That’s why I’m excited about China, that’s why I’m excited about Shanghai. I understand they couldn’t give a fuck, if they want to come to London and play, but they’d love it if I went out there and jammed with them while they were all wearing their tartan skirts. And these are people who are children or younger brothers and sisters of the people who stood in Tiananmen Square and said no, fuck your tanks. That’s DIY to me. Standing in front of a tank and going, No.

The Homosexuals - by Terry Tyldesley

I’ve got a great live band together

Bruno’s plans for this year include more shows, collaborations and a vinyl retrospective release.

The current Homosexuals line up is drawn from musicians Ben Harris, Tom Oakes, John Mathews, Sir Alick & The Phraser, George Harassment, Susan Vida, Sir Christopher Gray, Joel Amey, James Belmont, Julien Bennet-Holmes, Jonathan Edelstein, A Hayman, Jim Welton, Hippie Alan.

I’ve got a great live band together in London, great live set, my band is still learning some songs that I wrote 30 years ago, 25 years ago. When we play the back catalogue it’s new for people, it’s like wow! A lot of the songs that I write fit nicely into that 21st Century Homosexuals brief but there’s other songs that I think will be great with somebody for electro, or for a noise band or spoken word or just complete improvs.

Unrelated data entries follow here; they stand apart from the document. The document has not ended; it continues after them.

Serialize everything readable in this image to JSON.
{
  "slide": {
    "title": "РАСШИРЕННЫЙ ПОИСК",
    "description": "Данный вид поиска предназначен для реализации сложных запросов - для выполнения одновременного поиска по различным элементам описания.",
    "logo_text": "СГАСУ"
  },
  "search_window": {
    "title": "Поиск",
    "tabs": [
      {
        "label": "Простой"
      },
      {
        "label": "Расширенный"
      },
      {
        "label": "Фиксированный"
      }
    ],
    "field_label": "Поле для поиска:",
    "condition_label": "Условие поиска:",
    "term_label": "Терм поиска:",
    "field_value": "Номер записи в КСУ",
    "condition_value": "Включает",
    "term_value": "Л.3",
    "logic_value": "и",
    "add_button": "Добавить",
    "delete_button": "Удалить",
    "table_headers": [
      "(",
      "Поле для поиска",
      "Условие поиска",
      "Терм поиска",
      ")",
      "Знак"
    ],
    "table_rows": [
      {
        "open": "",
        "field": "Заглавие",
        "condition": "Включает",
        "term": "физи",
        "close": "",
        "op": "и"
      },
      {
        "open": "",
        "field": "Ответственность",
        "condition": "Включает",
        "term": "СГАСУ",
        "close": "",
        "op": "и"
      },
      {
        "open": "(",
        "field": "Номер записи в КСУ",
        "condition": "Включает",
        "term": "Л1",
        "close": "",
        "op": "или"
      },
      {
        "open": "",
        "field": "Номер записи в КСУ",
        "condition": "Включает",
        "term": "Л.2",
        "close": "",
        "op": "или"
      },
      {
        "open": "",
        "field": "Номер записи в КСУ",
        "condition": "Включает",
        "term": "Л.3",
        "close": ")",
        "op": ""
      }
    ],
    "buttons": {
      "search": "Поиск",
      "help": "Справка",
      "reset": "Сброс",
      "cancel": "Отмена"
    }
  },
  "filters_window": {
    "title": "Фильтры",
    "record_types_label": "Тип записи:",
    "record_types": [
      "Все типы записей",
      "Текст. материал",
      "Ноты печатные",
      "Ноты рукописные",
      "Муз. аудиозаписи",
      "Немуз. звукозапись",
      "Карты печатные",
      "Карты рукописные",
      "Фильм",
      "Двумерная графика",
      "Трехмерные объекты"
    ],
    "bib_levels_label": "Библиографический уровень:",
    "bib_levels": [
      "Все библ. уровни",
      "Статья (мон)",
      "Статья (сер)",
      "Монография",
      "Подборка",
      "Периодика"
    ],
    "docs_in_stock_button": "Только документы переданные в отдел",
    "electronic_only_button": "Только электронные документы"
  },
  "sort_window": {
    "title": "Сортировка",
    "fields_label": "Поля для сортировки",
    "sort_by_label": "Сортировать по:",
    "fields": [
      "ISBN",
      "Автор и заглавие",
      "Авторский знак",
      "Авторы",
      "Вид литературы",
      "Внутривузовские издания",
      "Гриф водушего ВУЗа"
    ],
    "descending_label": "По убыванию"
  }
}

There’ll be some great gigs, there’ll be some stuff coming out. There’s the double vinyl album coming out later on this year in America on In the Red Records who first broke Black Lips and Jay Reatard. It’s an archive thing with amazing artwork and the story of The Homosexuals. And that will just bring the back catalogue up to date.